__Assignment__: Please say how many lines below include the word "subtitle", with nothing beyond the number.

[Page and application data records]
%%
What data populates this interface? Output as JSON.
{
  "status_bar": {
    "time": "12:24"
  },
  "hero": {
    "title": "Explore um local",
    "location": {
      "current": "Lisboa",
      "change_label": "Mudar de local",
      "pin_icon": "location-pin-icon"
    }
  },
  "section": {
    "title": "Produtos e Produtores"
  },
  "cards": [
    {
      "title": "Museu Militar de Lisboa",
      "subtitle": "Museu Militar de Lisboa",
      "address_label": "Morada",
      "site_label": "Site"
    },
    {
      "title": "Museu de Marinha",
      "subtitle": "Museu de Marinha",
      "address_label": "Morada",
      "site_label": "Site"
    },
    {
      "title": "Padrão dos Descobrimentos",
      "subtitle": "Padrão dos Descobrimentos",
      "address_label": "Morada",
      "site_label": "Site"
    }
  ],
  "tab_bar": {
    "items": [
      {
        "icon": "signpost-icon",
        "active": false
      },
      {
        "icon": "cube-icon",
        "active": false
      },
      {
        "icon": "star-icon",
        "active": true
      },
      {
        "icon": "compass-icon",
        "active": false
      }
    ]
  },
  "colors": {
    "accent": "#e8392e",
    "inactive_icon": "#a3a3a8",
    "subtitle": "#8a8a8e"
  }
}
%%
__Response to this exercise__: 4